# Work order
Scan the lines below and report each one containing "find" by copying it.

# Raw data

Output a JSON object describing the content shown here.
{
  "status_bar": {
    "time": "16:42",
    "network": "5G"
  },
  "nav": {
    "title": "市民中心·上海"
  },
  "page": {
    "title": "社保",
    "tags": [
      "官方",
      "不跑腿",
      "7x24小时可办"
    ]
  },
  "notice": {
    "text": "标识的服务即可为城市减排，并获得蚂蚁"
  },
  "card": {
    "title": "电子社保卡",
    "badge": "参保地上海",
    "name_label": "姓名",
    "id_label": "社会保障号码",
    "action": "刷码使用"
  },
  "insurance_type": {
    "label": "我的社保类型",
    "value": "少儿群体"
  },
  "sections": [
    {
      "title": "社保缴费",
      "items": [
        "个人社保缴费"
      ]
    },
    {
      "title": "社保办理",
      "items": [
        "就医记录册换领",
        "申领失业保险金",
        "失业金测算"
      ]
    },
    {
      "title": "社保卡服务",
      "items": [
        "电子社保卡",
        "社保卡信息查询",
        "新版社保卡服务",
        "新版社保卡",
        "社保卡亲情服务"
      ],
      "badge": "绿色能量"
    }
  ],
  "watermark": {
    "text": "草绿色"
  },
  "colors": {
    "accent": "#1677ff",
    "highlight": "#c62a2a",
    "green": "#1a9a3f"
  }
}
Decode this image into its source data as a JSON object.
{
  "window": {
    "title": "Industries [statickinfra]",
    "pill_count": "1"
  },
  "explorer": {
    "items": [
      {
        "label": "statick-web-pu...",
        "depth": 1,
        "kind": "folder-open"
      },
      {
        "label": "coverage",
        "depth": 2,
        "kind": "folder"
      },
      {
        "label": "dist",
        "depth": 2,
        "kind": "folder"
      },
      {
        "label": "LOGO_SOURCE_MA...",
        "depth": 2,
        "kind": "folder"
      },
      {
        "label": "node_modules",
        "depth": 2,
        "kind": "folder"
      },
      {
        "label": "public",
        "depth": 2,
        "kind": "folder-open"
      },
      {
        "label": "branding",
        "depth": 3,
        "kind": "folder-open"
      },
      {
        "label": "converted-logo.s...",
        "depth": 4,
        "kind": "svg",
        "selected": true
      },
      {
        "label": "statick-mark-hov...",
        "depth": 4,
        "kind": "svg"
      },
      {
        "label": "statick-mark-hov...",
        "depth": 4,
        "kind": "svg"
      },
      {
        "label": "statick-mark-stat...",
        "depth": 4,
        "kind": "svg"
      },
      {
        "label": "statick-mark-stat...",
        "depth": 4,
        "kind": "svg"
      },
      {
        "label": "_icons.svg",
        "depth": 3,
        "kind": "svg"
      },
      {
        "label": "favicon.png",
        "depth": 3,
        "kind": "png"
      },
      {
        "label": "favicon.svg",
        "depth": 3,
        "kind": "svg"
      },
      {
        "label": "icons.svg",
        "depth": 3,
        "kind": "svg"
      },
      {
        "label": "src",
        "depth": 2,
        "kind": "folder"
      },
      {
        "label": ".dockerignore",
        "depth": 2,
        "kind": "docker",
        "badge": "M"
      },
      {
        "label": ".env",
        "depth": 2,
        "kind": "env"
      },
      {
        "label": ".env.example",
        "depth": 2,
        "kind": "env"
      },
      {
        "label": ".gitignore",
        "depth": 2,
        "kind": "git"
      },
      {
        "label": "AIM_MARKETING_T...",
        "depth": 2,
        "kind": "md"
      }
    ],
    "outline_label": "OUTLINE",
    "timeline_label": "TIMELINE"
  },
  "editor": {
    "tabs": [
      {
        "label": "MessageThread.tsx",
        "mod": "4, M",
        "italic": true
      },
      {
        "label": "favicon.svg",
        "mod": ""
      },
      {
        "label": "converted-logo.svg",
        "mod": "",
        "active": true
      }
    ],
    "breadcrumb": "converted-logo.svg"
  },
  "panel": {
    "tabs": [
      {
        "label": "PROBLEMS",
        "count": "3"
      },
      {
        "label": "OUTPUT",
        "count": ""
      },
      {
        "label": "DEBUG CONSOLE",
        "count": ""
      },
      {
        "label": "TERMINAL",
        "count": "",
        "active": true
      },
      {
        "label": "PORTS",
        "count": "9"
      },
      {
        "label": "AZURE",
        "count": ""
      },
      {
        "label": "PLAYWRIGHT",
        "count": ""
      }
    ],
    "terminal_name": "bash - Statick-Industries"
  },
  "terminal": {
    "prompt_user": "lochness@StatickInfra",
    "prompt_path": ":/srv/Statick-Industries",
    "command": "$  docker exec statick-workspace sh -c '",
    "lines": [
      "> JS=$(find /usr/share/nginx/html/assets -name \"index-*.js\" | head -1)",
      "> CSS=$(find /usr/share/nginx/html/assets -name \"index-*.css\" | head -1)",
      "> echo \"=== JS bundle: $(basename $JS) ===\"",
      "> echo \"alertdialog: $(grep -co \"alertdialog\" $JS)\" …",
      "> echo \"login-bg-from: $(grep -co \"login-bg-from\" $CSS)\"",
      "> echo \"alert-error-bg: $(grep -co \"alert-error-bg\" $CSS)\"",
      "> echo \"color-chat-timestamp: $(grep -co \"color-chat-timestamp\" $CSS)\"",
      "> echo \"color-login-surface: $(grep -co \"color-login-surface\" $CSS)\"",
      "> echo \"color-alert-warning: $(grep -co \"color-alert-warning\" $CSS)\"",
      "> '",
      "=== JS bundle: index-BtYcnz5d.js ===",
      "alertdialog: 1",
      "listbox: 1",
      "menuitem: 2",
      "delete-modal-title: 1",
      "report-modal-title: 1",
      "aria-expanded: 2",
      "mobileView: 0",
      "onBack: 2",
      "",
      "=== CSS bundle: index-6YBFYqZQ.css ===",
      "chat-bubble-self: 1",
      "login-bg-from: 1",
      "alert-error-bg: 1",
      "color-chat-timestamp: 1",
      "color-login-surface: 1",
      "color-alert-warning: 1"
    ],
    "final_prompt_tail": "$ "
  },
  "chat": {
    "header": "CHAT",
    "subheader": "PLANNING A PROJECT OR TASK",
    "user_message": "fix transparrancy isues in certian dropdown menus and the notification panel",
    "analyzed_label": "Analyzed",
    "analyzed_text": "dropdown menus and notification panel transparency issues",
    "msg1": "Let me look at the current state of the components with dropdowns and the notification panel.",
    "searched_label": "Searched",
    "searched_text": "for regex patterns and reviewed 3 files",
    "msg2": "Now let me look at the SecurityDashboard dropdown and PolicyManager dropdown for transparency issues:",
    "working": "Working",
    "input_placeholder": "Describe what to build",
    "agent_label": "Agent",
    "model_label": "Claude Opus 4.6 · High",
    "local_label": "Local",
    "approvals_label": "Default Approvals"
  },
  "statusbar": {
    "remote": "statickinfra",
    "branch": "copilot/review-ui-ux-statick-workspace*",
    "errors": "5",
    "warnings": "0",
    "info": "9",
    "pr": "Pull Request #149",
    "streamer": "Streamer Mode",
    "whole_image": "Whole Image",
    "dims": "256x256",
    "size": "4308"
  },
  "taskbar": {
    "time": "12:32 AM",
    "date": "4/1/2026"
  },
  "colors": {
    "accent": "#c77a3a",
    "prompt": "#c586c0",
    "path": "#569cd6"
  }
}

# Task solution
      "> JS=$(find /usr/share/nginx/html/assets -name \"index-*.js\" | head -1)",
      "> CSS=$(find /usr/share/nginx/html/assets -name \"index-*.css\" | head -1)",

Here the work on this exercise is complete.